The Azores is a grouping of nine islands located, pretty much, in the middle of the Atlantic Ocean. Together, they are an autonomous region of Portugal and make the western-most part of Europe.
I was lucky enough to visit São Miguel, the largest of the islands, nicknamed "The Green Island", because of its steady, moderate climate and green landscape. I use of the word "large" only in comparison to the other islands. São Miguel, at its furthest points, is approximately 65 km long and 14 km wide. On some points of the island, you can actually stand and see both North and South sides at the same time!
Also an interesting fact: all mammals, with the exception of bats, were introduced to the island by humans. One of the animals you cannot go without seeing everywhere are black and white jersey cows. With a human population of approximately 240,000, I think I actually saw more cows than people!
These specific type of cows were brought to the island because of their ability to cope with/live in the climate and for their milk production. Dairy production is one of the main industries of the island.
I personally think the reason the Islanders brought these particular cows to São Miguel was because the Azoreans like the look of "black and white" against the backdrop of their land.
Do you think I'm joking? If so, here are a few random pictures that I think prove my theory.
I think that gives the expression "Holy Cow" a whole new meaning!
In any case, it is not unusual to see people milking their cows on their land.
As you can see, pumping can occur quite casually as the animal feeds comfortably off a trough.
The rich cow's milk is used to produce butter and many varieties of cheese.
One of the more memorable cheeses, for me, was "queijo fresco" or fresh cheese. The Azoroean version was a little different from the Spanish and Italian versions, of fresh cheese, I have tried. Their version is a bit saltier and is normally eaten with a red pepper sauce called, "molho de pimenta".
The milk itself is also used on São Miguel, like here at the "Festa do Espírito Santo" or Feast of the Holy Spirit. The feast, or more correctly feasts, take place over a number of weeks with activities including processions, crowns of the Holy Spirit and, of course, food. (There will be more to come regarding the Festa do Espírito Santo.)
On this particular day, milk was being distributed after a Catholic mass.
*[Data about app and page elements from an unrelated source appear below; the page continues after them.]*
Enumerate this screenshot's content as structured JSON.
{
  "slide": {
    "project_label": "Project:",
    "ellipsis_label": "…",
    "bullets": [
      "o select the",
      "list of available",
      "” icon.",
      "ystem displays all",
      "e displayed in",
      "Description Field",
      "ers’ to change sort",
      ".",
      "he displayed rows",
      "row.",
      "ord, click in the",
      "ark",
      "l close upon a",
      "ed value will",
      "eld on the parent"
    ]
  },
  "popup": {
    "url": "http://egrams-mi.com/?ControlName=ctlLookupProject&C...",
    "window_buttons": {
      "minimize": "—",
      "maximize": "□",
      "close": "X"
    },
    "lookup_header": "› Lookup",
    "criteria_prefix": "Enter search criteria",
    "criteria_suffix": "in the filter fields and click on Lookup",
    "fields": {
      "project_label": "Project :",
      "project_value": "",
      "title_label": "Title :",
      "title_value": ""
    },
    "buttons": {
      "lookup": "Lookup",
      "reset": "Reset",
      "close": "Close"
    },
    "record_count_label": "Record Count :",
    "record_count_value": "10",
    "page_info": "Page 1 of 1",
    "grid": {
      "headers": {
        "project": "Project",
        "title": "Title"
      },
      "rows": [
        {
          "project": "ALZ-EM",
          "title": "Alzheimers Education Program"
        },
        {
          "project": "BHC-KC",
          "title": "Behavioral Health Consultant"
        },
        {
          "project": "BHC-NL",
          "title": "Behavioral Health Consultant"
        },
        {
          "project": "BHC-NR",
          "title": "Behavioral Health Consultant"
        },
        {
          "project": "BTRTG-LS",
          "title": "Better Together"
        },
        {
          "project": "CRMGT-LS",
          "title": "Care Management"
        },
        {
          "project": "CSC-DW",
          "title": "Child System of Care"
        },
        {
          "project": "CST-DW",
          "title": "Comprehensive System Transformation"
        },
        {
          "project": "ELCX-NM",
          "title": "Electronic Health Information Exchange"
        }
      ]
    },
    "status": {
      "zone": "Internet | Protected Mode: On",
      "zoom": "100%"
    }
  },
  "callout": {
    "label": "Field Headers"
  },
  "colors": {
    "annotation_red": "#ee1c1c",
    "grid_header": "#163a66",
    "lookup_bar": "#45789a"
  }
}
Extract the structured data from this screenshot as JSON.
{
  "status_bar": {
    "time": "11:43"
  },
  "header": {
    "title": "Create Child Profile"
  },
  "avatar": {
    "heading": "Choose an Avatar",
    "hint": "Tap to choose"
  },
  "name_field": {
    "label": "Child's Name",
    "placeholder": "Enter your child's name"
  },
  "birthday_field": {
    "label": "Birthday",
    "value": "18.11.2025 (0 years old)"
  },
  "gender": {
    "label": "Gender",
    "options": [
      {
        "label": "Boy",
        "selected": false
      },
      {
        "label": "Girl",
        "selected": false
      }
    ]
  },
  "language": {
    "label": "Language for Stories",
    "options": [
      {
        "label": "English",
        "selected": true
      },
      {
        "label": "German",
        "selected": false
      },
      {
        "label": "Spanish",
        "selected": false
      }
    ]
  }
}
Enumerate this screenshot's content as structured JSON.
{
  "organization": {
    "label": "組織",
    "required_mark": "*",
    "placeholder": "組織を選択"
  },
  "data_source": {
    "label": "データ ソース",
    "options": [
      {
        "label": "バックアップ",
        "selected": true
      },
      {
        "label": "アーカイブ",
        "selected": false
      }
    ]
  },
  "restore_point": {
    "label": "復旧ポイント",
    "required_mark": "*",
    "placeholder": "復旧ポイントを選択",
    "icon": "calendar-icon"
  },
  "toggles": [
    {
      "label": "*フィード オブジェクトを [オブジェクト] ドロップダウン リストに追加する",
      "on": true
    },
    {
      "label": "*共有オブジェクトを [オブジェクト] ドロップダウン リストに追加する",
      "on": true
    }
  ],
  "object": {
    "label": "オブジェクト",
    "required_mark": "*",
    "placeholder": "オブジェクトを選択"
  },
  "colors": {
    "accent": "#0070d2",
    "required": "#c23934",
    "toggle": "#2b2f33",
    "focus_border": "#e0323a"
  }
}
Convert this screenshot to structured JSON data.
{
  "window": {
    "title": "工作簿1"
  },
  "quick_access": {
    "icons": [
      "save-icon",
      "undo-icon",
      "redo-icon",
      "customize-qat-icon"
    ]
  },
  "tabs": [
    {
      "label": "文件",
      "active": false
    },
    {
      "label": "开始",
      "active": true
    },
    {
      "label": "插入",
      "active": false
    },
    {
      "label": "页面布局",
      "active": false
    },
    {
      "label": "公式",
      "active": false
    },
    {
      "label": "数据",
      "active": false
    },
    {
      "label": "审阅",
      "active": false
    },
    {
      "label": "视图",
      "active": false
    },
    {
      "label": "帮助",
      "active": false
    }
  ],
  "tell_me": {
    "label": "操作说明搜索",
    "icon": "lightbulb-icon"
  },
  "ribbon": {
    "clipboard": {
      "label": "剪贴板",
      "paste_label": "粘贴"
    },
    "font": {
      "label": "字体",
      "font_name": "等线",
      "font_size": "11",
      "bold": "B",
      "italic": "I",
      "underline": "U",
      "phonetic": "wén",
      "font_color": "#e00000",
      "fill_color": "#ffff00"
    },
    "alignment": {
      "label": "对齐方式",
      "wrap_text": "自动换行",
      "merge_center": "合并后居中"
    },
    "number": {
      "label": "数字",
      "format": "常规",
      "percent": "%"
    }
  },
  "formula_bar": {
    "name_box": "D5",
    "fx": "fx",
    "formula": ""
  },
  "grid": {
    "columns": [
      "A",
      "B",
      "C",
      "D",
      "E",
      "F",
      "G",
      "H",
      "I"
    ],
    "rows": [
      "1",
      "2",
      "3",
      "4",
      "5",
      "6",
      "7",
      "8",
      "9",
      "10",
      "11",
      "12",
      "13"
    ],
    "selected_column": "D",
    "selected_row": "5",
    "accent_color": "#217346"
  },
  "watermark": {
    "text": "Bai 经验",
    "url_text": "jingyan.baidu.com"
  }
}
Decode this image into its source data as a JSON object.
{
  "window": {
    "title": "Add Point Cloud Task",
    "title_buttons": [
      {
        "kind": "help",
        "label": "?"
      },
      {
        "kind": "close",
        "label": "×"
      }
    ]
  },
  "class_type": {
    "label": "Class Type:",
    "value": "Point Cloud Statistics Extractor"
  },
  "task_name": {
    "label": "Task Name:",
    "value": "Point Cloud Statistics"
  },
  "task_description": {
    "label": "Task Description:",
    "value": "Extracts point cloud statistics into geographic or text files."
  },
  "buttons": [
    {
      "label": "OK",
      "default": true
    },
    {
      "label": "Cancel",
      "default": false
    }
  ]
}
The milk was served alongside a sweetbread called "massa" or "massa sovada". This type of bread is also served during other holidays, including Christmas and Easter.
The bread is slightly dense, with a light crust and an eggy-sweet flavour.
What a pair!